When the body says to the head, "We don’t need you. We can handle this on our own," a total breakdown is not far away.
Behind our divisions and our disagreements, behind our fussing and feuding, behind all our divisive squabbling over secondary matters, behind it all stands a stark truth. We have severed ourselves from Christ our head.
No wonder we have problems.
No wonder we can’t get along.
No wonder we spread rumors.
No wonder we pick at each other.
No wonder we hate going to church.
Good theology can save us, and bad theology will destroy us. As long as we think the church belongs to us, we have to fight for whatever we believe in, even at the expense of the gospel itself. But when secondary issues become more important than the gospel, the church ceases to care about reaching the lost and becomes inward focused. I am saying that it is possible for an evangelical church to become so consumed with inner controversy over secondary issues that it severs itself from Christ.

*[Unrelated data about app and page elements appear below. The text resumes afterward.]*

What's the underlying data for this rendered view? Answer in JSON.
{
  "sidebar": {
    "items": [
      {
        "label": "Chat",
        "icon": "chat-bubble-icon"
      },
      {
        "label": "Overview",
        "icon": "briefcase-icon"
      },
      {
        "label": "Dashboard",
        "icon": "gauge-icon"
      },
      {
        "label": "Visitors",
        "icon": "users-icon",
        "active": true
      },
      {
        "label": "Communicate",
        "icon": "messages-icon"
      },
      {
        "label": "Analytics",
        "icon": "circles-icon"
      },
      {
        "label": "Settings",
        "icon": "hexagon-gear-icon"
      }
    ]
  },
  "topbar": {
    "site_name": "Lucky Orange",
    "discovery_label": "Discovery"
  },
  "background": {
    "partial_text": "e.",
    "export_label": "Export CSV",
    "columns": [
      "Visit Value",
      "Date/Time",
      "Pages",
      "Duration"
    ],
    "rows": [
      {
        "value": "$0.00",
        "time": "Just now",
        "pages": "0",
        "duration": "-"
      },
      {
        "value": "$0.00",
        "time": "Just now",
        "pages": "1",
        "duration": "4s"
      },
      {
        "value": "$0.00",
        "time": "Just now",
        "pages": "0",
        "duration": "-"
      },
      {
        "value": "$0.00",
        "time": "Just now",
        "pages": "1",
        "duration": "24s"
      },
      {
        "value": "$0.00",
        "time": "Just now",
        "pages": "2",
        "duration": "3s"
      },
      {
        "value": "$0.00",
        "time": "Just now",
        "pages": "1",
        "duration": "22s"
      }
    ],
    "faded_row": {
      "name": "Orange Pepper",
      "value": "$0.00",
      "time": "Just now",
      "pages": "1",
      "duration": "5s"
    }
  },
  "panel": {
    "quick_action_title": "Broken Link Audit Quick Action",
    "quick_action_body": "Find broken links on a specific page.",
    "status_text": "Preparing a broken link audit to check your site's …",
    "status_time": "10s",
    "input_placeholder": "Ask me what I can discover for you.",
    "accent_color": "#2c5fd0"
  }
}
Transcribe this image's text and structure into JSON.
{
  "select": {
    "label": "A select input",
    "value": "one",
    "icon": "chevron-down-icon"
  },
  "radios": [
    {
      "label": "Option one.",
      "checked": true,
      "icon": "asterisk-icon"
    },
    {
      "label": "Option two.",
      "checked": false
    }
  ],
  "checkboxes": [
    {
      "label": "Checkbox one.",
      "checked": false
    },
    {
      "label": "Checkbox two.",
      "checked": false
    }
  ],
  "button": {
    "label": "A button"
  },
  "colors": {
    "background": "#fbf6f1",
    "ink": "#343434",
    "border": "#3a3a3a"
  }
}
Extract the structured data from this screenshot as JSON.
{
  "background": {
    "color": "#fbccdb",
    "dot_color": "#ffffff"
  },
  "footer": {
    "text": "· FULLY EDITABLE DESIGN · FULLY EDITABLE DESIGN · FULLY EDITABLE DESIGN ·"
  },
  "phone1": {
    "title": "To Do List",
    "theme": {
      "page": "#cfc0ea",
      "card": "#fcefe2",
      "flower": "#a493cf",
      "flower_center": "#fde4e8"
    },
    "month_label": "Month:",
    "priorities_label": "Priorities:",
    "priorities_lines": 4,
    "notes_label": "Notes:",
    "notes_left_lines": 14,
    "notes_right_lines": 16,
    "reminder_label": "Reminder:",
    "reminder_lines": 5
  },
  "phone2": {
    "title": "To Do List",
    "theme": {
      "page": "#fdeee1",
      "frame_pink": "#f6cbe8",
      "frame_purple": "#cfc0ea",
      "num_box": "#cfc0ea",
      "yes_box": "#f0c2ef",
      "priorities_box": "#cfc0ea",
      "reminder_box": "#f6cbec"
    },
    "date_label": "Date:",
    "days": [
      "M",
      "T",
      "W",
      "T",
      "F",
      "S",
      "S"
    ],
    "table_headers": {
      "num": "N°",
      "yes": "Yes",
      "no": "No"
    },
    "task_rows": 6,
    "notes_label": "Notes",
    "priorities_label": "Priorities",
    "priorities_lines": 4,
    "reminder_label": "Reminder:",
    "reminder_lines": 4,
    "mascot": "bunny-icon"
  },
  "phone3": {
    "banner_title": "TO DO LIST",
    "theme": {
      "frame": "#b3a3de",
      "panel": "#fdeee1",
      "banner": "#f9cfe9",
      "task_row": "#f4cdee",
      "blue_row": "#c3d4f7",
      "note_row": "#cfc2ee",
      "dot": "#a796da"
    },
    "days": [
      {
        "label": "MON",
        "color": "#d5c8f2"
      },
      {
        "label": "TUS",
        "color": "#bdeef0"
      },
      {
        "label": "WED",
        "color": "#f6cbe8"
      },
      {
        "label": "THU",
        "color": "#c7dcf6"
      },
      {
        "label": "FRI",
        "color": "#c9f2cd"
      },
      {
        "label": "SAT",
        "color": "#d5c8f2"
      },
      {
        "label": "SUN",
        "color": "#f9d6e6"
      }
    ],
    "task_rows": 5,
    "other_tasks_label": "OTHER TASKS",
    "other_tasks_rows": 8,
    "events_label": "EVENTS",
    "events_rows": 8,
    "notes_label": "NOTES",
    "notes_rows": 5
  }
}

But if Christ is the head of the church . .
We can trust him to change opinions if they need to be changed.
We can wait for him to do his work.
We don’t have to always have our own way.
We can set aside lesser things for his sake.
We can seek the good of those with whom we disagree.
We can work together for the sake of the kingdom.
And if we must go our separate ways . . .
We can do it with faith that he has not left us.
We can trust that he will continue to lead us.
We can know that he will do what needs to be done.
We can give up seeking revenge because vengeance belongs to the Lord.
We can resolve to speak good and not evil about others.
We can let go of the past.
We can press forward into the future.
In short, we can let God be God.
And we can say, "Let the church roll on."